RECORDED DATA:
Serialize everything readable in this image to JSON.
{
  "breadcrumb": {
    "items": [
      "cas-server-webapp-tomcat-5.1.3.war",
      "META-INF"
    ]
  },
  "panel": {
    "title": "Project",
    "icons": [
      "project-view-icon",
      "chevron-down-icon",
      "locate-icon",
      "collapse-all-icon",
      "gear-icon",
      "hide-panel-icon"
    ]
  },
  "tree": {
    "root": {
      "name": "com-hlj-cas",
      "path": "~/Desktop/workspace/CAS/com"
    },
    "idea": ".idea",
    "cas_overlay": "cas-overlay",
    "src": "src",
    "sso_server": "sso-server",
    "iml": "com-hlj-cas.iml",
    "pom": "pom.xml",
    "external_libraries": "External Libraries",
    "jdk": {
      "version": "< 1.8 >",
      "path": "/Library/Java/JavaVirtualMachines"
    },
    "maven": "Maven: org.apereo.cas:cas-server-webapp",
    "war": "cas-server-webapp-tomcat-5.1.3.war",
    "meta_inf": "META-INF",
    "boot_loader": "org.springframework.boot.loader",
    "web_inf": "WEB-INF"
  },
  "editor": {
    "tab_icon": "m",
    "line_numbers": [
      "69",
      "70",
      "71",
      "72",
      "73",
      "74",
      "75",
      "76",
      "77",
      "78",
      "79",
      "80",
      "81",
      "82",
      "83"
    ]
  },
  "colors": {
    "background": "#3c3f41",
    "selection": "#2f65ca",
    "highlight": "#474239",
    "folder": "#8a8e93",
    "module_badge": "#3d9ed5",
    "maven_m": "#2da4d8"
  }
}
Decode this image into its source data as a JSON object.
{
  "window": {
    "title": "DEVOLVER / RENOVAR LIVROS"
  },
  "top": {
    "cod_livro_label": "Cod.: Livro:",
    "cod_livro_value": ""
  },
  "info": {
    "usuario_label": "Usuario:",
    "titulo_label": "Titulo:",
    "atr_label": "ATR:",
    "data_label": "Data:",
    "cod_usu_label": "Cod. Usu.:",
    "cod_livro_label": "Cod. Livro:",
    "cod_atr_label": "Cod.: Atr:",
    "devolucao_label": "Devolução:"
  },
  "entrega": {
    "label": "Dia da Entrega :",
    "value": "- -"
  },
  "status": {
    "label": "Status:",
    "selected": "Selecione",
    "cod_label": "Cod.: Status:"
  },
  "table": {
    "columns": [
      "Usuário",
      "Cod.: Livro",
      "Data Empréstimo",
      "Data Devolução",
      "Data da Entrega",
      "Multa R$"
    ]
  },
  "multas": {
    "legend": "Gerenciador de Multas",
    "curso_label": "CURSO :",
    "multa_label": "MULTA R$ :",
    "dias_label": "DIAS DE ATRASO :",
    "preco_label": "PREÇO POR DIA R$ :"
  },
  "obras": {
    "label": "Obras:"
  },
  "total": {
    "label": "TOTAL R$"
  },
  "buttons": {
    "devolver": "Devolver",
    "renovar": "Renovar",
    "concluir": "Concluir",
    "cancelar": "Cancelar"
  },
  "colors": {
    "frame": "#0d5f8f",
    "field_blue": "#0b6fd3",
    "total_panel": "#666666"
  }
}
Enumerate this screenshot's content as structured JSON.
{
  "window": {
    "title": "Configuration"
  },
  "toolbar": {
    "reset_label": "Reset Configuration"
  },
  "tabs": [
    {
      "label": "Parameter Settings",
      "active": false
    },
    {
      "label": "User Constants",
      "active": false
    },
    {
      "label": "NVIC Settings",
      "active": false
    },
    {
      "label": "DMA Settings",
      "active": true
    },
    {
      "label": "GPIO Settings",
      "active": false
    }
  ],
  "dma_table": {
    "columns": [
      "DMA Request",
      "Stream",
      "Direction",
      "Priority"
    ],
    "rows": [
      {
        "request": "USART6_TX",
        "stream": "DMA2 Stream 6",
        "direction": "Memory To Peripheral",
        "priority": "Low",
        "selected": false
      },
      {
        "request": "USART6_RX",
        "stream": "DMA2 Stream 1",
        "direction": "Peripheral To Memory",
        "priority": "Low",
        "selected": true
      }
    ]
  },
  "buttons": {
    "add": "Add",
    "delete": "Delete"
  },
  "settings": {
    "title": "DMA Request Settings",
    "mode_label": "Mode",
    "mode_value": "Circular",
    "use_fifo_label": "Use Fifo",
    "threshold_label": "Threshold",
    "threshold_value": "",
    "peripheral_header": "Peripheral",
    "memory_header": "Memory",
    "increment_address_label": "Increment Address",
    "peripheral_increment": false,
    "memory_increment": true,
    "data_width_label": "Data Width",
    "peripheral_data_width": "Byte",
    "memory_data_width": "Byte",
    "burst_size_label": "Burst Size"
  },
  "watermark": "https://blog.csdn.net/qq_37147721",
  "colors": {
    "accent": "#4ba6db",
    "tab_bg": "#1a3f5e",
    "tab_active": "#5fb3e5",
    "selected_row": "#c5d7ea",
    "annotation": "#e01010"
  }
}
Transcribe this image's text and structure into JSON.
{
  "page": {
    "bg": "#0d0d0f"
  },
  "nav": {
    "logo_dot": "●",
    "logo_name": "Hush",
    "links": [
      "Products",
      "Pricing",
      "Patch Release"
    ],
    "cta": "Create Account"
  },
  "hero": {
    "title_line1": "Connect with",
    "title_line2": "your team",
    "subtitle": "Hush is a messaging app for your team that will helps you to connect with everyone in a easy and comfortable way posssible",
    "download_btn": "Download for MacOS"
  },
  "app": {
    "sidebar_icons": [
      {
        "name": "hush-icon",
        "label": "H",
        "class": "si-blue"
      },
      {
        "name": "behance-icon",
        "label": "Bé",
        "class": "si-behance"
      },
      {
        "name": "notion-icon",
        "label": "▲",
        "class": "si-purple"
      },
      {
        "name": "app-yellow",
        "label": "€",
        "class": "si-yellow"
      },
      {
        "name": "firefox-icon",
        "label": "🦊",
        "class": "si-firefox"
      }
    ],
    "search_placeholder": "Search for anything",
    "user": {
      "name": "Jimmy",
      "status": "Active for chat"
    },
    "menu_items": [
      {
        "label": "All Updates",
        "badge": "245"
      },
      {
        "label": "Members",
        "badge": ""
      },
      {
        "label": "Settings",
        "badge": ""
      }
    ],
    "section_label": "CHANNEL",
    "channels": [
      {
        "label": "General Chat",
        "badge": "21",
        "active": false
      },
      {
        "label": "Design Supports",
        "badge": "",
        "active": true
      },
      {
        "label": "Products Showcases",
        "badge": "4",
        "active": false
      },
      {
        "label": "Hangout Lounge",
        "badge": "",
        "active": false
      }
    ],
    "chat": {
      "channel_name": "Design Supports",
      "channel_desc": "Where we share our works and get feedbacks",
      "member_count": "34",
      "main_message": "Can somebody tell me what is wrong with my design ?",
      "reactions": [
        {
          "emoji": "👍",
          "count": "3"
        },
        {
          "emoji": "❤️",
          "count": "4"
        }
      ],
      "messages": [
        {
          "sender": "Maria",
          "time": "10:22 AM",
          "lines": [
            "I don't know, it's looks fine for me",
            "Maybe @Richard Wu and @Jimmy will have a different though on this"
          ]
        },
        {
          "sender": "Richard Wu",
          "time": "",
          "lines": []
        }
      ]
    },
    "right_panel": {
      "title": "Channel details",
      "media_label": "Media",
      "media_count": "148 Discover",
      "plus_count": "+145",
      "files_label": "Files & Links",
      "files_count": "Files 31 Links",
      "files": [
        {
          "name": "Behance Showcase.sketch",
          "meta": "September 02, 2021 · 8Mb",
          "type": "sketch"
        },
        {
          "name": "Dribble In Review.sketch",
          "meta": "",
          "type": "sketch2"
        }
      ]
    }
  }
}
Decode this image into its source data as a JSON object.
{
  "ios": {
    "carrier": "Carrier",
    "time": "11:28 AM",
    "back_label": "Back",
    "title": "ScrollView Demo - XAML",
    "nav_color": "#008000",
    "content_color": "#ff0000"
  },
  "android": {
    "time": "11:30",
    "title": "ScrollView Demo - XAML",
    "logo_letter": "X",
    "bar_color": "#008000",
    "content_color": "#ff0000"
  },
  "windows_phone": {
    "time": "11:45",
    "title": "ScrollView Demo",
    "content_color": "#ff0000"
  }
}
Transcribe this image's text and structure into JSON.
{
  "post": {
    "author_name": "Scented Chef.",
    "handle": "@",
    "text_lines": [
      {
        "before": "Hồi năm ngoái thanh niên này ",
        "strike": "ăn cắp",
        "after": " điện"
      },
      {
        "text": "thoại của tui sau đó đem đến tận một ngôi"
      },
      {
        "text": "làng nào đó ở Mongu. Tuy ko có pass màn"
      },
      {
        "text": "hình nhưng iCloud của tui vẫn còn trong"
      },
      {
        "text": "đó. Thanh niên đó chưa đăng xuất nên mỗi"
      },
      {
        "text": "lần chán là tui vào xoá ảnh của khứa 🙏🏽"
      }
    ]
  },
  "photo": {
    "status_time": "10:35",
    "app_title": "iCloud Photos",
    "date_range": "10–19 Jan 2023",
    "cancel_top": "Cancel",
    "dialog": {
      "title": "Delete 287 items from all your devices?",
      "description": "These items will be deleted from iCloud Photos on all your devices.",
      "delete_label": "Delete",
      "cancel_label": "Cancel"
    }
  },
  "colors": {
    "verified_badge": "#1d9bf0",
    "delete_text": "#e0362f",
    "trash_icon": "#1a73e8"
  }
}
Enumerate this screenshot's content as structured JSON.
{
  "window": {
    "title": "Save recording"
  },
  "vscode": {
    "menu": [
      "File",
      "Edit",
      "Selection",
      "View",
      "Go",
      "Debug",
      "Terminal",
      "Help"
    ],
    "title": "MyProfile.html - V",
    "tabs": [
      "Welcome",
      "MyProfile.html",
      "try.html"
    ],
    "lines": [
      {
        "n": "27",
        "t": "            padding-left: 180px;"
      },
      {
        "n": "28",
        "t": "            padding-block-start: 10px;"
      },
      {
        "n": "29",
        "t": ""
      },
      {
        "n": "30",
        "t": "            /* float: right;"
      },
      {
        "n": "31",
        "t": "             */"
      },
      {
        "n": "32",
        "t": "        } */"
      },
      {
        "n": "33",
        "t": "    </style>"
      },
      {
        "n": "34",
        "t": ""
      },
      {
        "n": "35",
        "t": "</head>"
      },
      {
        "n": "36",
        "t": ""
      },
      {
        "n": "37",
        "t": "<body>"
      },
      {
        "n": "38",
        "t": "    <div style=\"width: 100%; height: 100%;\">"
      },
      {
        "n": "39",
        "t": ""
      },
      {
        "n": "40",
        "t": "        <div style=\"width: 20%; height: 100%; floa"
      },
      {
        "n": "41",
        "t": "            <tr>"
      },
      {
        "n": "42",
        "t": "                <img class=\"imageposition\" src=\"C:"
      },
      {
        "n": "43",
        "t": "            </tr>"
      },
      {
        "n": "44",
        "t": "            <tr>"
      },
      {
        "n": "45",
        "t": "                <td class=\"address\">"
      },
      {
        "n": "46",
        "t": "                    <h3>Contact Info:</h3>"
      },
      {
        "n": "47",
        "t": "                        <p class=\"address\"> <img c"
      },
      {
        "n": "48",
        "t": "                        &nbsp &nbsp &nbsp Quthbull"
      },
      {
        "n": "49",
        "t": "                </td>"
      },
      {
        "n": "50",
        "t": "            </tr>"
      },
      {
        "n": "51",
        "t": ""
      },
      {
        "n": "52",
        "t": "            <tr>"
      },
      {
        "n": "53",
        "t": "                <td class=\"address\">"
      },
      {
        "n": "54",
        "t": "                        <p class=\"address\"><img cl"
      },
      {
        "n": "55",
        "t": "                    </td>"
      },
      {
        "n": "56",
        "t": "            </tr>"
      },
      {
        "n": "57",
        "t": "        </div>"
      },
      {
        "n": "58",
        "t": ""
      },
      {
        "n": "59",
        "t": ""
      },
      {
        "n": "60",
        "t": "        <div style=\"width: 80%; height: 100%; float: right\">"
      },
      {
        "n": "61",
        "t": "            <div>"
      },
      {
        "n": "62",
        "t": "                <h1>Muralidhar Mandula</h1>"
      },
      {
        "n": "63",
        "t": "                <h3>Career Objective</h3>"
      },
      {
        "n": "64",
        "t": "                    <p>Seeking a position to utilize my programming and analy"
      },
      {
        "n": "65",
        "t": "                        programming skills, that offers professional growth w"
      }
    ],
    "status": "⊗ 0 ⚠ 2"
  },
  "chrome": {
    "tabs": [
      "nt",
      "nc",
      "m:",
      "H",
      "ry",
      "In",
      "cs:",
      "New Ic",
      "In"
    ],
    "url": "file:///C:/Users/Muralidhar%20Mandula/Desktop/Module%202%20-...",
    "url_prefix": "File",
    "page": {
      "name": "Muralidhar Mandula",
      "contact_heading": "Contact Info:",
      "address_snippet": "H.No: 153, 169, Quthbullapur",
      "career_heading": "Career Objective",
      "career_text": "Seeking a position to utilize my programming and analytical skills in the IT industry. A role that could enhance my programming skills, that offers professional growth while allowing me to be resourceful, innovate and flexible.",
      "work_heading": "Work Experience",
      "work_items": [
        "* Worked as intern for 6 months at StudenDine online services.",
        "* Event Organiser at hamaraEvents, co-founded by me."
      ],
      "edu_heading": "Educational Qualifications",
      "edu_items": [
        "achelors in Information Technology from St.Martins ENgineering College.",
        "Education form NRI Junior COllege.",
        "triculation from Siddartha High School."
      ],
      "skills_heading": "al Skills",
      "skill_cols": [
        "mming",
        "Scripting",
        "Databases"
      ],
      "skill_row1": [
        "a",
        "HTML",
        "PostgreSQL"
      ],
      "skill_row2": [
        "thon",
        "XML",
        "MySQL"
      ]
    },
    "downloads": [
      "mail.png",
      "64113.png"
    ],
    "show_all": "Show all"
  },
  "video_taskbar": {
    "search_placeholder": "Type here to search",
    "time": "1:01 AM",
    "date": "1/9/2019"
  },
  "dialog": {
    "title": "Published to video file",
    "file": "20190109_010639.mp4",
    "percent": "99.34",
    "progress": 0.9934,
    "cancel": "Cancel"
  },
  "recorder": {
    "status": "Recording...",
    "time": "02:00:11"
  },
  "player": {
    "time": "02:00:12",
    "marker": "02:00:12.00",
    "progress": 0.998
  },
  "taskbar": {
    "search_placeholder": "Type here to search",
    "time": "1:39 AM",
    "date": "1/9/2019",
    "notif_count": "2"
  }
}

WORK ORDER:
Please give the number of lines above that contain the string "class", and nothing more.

EXERCISE OUTPUT:
10